Citations (0)
Some of your citations are legacy items.

Any citation created before July 30, 2012 will labeled as a “Cited page.” New citations will be saved as cited passages, pages or articles.

We also added the ability to view new citations from your projects or the book or article where you created them.

Notes (0)
Bookmarks (0)

You have no saved items from this article

Project items include:
  • Saved book/article
  • Highlights
  • Quotes/citations
  • Notes
  • Bookmarks
Notes
Cite this article

Cited article

Style
Citations are available only to our active members.
Sign up now to cite pages or passages in MLA, APA and Chicago citation styles.

(Einhorn, 1992, p. 25)

(Einhorn 25)

1

1. Lois J. Einhorn, Abraham Lincoln, the Orator: Penetrating the Lincoln Legend (Westport, CT: Greenwood Press, 1992), 25, http://www.questia.com/read/27419298.

Cited article

Secrets of Creativity
Settings

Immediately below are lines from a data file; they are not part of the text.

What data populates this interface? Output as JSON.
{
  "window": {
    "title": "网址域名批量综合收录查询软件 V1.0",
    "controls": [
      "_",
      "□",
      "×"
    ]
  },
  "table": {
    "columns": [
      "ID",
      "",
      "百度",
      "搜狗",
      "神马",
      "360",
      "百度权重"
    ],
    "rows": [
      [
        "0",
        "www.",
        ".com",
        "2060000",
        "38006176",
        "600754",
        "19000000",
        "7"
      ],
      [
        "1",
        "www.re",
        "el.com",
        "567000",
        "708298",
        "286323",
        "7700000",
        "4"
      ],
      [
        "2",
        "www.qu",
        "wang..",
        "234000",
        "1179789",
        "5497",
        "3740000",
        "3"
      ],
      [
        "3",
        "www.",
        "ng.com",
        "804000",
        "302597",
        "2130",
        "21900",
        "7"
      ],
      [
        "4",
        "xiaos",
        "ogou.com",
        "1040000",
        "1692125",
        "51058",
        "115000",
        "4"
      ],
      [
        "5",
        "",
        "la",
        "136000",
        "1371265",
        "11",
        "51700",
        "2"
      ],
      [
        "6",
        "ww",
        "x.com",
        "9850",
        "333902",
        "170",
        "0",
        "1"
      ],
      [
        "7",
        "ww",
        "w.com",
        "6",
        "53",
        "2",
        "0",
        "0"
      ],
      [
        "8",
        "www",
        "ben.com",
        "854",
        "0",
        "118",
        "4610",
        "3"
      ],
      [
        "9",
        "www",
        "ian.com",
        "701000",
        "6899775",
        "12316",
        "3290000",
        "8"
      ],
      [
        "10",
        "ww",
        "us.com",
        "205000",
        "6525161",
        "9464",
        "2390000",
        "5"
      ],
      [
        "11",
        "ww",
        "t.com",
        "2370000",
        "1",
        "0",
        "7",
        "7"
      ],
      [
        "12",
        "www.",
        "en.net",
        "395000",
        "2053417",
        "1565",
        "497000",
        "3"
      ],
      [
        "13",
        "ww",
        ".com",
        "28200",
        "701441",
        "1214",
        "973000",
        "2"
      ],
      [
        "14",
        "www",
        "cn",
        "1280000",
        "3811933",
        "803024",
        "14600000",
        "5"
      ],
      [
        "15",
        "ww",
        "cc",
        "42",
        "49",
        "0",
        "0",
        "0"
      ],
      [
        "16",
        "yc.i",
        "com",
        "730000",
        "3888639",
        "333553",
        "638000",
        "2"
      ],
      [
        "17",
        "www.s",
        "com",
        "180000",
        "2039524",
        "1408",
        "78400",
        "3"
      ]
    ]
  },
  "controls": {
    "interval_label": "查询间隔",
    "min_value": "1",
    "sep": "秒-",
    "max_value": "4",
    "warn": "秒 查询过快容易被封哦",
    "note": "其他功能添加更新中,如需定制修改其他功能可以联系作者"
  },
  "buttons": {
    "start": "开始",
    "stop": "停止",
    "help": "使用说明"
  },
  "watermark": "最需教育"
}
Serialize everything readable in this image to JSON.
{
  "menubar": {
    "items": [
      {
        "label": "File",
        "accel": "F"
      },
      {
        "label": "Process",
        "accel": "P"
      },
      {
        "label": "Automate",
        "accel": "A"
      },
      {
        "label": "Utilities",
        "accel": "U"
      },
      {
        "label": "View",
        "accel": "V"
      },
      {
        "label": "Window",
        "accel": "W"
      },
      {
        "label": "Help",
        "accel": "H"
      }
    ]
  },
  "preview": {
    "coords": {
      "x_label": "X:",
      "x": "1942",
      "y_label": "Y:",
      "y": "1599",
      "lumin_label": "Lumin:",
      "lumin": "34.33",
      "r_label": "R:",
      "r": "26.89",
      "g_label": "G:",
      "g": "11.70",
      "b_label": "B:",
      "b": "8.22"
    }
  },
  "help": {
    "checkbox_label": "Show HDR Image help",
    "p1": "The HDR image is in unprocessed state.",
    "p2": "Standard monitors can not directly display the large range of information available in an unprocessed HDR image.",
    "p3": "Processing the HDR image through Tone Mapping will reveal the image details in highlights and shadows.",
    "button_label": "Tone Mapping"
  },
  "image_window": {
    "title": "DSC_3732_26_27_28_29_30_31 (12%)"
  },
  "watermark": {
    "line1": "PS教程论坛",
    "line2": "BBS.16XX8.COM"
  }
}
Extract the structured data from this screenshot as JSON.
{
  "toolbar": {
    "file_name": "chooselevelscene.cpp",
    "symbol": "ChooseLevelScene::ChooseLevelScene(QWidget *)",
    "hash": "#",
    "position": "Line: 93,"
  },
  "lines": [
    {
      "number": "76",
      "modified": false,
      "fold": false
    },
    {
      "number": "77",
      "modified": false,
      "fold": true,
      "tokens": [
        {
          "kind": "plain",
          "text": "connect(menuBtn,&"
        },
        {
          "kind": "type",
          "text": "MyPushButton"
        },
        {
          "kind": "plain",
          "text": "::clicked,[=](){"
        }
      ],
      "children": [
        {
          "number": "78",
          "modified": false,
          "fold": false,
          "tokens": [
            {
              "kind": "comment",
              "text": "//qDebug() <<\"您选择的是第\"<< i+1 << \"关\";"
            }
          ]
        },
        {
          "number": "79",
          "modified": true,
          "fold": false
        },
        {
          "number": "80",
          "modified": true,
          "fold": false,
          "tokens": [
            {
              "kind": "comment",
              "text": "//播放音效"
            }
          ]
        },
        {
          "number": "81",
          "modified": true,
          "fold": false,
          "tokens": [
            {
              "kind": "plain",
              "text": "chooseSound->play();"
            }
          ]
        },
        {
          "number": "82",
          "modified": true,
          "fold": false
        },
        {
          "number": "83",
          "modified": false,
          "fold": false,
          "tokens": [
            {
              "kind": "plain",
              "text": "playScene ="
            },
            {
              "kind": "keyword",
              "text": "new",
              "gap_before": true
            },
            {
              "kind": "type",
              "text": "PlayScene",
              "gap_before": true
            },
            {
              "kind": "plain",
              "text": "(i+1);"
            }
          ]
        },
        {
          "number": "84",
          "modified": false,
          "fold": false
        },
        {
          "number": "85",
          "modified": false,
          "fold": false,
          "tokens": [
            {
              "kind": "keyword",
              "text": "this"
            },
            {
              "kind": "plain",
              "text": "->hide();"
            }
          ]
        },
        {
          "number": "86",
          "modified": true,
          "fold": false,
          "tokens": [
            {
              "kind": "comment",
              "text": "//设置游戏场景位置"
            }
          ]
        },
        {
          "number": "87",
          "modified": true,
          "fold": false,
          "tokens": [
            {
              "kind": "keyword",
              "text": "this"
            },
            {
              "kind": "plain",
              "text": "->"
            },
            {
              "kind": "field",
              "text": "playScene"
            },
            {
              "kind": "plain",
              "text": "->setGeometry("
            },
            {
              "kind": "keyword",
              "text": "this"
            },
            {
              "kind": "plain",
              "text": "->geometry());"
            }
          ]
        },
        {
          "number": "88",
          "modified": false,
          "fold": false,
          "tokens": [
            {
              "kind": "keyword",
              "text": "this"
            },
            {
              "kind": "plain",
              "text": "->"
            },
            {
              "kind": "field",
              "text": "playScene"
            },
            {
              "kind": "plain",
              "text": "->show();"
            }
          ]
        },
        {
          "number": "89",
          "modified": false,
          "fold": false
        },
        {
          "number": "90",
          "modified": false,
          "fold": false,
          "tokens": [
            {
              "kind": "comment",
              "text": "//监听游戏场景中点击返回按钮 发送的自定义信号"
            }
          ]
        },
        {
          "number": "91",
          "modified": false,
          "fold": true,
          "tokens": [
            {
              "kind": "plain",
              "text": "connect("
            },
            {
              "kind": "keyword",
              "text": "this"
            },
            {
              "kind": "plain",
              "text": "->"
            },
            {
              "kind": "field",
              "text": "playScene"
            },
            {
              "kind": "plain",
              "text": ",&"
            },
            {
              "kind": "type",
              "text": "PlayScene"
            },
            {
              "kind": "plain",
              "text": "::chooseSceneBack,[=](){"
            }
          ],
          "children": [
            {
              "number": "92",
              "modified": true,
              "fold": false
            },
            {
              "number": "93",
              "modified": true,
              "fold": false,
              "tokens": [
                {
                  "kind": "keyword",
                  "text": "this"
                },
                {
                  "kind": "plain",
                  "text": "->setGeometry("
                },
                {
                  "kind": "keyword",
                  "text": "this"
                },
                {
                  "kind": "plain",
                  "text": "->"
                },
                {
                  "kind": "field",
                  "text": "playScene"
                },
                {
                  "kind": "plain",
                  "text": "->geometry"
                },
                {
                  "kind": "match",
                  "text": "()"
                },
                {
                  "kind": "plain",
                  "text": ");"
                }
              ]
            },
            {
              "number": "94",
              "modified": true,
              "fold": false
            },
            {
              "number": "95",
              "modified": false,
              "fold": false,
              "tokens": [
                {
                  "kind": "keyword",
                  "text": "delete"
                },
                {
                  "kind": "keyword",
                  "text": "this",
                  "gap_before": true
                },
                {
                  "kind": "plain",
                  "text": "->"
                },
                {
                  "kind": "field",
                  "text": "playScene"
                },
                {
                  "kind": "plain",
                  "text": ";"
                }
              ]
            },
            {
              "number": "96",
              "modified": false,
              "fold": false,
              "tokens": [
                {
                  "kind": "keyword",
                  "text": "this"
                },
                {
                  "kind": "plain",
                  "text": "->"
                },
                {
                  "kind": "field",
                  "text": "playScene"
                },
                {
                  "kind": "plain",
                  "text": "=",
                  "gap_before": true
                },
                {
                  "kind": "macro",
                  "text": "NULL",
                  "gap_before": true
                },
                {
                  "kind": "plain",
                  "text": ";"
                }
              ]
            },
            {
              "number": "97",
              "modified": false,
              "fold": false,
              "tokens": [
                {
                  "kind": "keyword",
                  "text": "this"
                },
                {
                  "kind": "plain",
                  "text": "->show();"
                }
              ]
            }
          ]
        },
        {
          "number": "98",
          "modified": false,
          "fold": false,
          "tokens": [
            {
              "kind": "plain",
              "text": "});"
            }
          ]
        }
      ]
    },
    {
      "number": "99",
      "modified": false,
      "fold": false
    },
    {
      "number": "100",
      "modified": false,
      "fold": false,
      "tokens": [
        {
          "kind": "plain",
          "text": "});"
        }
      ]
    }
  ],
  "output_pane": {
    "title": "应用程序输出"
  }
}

Settings

Typeface
Text size Smaller Larger Reset View mode
Search within

Search within this article

Look up

Look up a word

  • Dictionary
  • Thesaurus
Please submit a word or phrase above.
Print this page

Print this page

Why can't I print more than one page at a time?

Full screen

matching results for page

Cited passage

Style
Citations are available only to our active members.
Sign up now to cite pages or passages in MLA, APA and Chicago citation styles.

"Portraying himself as an honest, ordinary person helped Lincoln identify with his audiences." (Einhorn, 1992, p. 25).

"Portraying himself as an honest, ordinary person helped Lincoln identify with his audiences." (Einhorn 25)

"Portraying himself as an honest, ordinary person helped Lincoln identify with his audiences."1

1. Lois J. Einhorn, Abraham Lincoln, the Orator: Penetrating the Lincoln Legend (Westport, CT: Greenwood Press, 1992), 25, http://www.questia.com/read/27419298.

Cited passage

Welcome to the new Questia Reader

The Questia Reader has been updated to provide you with an even better online reading experience.  It is now 100% Responsive, which means you can read our books and articles on any sized device you wish.  All of your favorite tools like notes, highlights, and citations are still here, but the way you select text has been updated to be easier to use, especially on touchscreen devices.  Here's how:

1. Click or tap the first word you want to select.
2. Click or tap the last word you want to select.

OK, got it!

Thanks for trying Questia!

Please continue trying out our research tools, but please note, full functionality is available only to our active members.

Your work will be lost once you leave this Web page.

For full access in an ad-free environment, sign up now for a FREE, 1-day trial.

Already a member? Log in now.